With so many big names near the top of the leaderboard last week at the Charles Schwab Challenge, one could be forgiven for losing track of one or two on Sunday who didn’t have their best stuff when the heat was on, but as the top-ranked player in the world, Rory McIlroy doesn’t enjoy such anonymity.
Hovering three shots back of the 54-hole lead, McIlroy needed 41 strokes to navigate Colonial Country Club’s par-35 front nine, enough to essentially drop McIlroy from coverage and turn him to an afterthought as players dueled down the stretch.
Playing alongside Bryson DeChambeau, McIlroy was often in the periphery of the coverage as DeChambeau used brute force to contend around the Fort Worth course, and on the 13th green, at 5-over par for the day and nine shots back of the lead, CBS Sports’ lead analyst Nick Faldo wondered aloud what ails McIlroy when his game goes wrong.
With a graphic of his scorecard splashed across the screen, the CBS announce crew held a light-hearted conversation before Faldo questioned McIlroy’s mettle when things go awry.
“He seems to have lost the head today,” Faldo said. “Look at that. He needs a second pencil for the back nine.”
“Or an eraser for the front,” Ian Baker-Finch added. “Amazing Nick, the way he was playing?”

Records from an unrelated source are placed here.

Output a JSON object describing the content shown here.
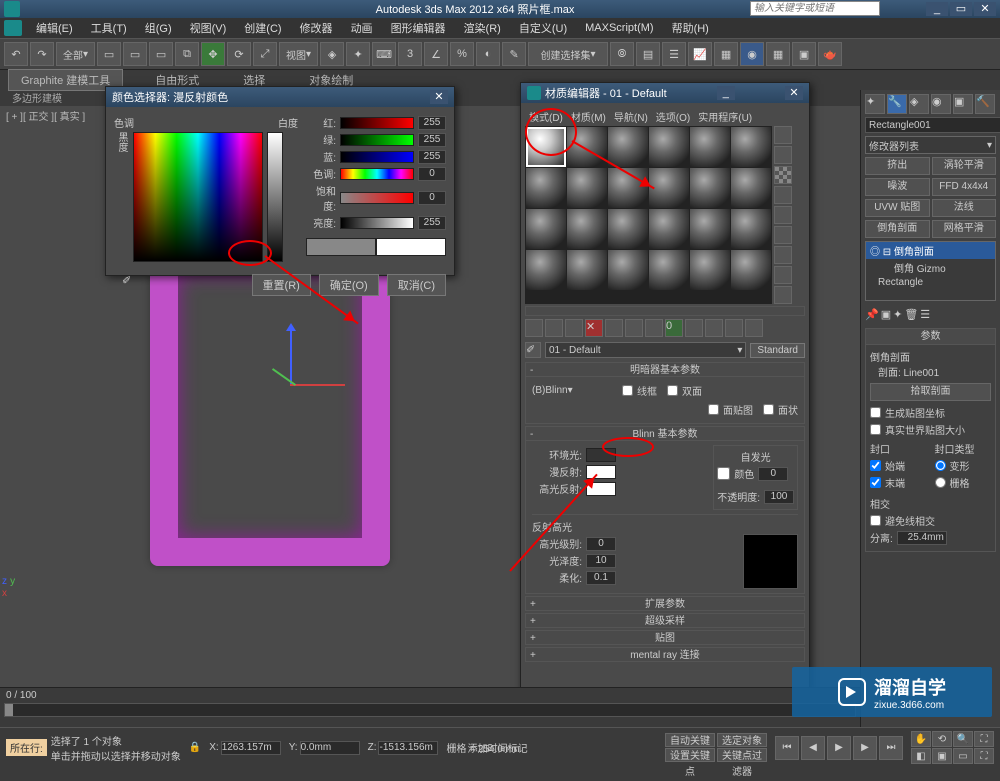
{
  "app": {
    "title": "Autodesk 3ds Max  2012 x64    照片框.max",
    "search_placeholder": "输入关键字或短语"
  },
  "menubar": [
    "编辑(E)",
    "工具(T)",
    "组(G)",
    "视图(V)",
    "创建(C)",
    "修改器",
    "动画",
    "图形编辑器",
    "渲染(R)",
    "自定义(U)",
    "MAXScript(M)",
    "帮助(H)"
  ],
  "toolbar_dropdown": "全部",
  "toolbar_dropdown2": "视图",
  "toolbar_dropdown3": "创建选择集",
  "ribbon": {
    "tabs": [
      "Graphite 建模工具",
      "自由形式",
      "选择",
      "对象绘制"
    ],
    "active": 0,
    "sub": "多边形建模"
  },
  "viewport_label": "[ + ][ 正交 ][ 真实 ]",
  "color_picker": {
    "title": "颜色选择器: 漫反射颜色",
    "labels": {
      "hue": "色调",
      "whiteness": "白度",
      "black": "黑度",
      "red": "红:",
      "green": "绿:",
      "blue": "蓝:",
      "h": "色调:",
      "s": "饱和度:",
      "v": "亮度:"
    },
    "values": {
      "r": "255",
      "g": "255",
      "b": "255",
      "h": "0",
      "s": "0",
      "v": "255"
    },
    "reset": "重置(R)",
    "ok": "确定(O)",
    "cancel": "取消(C)"
  },
  "material_editor": {
    "title": "材质编辑器 - 01 - Default",
    "menu": [
      "模式(D)",
      "材质(M)",
      "导航(N)",
      "选项(O)",
      "实用程序(U)"
    ],
    "mat_name": "01 - Default",
    "type_btn": "Standard",
    "rollouts": {
      "shader": {
        "title": "明暗器基本参数",
        "shader": "(B)Blinn",
        "wire": "线框",
        "twosided": "双面",
        "facemap": "面贴图",
        "faceted": "面状"
      },
      "blinn": {
        "title": "Blinn 基本参数",
        "selfillum": "自发光",
        "color_chk": "颜色",
        "color_val": "0",
        "ambient": "环境光:",
        "diffuse": "漫反射:",
        "specular": "高光反射:",
        "opacity": "不透明度:",
        "opacity_val": "100",
        "spec_hdr": "反射高光",
        "spec_level": "高光级别:",
        "spec_level_val": "0",
        "gloss": "光泽度:",
        "gloss_val": "10",
        "soften": "柔化:",
        "soften_val": "0.1"
      },
      "extended": "扩展参数",
      "supersample": "超级采样",
      "maps": "贴图",
      "mentalray": "mental ray 连接"
    }
  },
  "cmd_panel": {
    "obj_name": "Rectangle001",
    "modifier_label": "修改器列表",
    "btn_grid": [
      [
        "挤出",
        "涡轮平滑"
      ],
      [
        "噪波",
        "FFD 4x4x4"
      ],
      [
        "UVW 贴图",
        "法线"
      ],
      [
        "倒角剖面",
        "网格平滑"
      ]
    ],
    "stack": [
      "倒角剖面",
      "倒角 Gizmo",
      "Rectangle"
    ],
    "rollouts": {
      "params": "参数",
      "bevel": "倒角剖面",
      "section": "剖面:  Line001",
      "pick": "拾取剖面",
      "gen_uv": "生成贴图坐标",
      "real_uv": "真实世界贴图大小",
      "cap_hdr": "封口",
      "cap_type_hdr": "封口类型",
      "cap_start": "始端",
      "cap_end": "末端",
      "morph": "变形",
      "grid": "栅格",
      "intersect_hdr": "相交",
      "avoid": "避免线相交",
      "sep": "分离:",
      "sep_val": "25.4mm"
    }
  },
  "status": {
    "sel": "选择了 1 个对象",
    "hint": "单击并拖动以选择并移动对象",
    "x": "1263.157m",
    "y": "0.0mm",
    "z": "-1513.156m",
    "grid": "栅格 = 254.0mm",
    "autokey": "自动关键点",
    "selset": "选定对象",
    "setkey": "设置关键点",
    "keyfilter": "关键点过滤器",
    "addtime": "添加时间标记",
    "frames": "0 / 100",
    "cmd_label": "所在行:"
  },
  "watermark": {
    "brand": "溜溜自学",
    "url": "zixue.3d66.com"
  }
}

“I don’t know. I am only guessing, but he’s such a gutsy player, why does this happen? When it all goes wrong it’s almost like he gets so frustrated, it’s like, ‘I can’t accept it.’
“Looking from the outside, it looks like he doesn’t have a plan B to switch to, (a way to) just to find a way to get around. Just too much frustration going on.”
“He’s such a gutsy player, but why does this happen?”
— GOLF.com (@GOLF_com) June 16, 2020
“I got off to a really bad start,” McIlroy said after posting a 4-over par 74. “Hit a loose second shot on the first hole up to the right and then sort of messed around and took bogey there, so not the ideal start. And then the wind was up today. You didn’t have to be that much off for it to sort of show, and missed a couple of greens in the wrong spots and made bogeys.
“Yeah, I just got off to a bad start. But you know, sort of played all the way to the end, shot a decent back nine. I was a couple under on the back. But front nine I just got into a rut and played a bad run of holes, and obviously, that put me out of the tournament.”
Faldo’s criticism is one that often follows McIlroy around – when he’s on, he’s on, but when he’s off, there’s not much stopping him from imploding.
Of course, it’s only one bad round of golf, albeit one on a Sunday while in contention during the first live sporting event in three months, which may make it seem like a big deal, but we’ve seen this with Rory before.
Remember back to 2019 in the early going – McIlroy had a run of top-6 finishes in the first six events of the 2019 year and was routinely questioned as to why he couldn’t put it together down the stretch to win. What was wrong?
The following week, he went on to win The Players Championship as well as three more times en route to earning PGA Tour Player of the Year honors.
Will that happen again this year? Time will tell.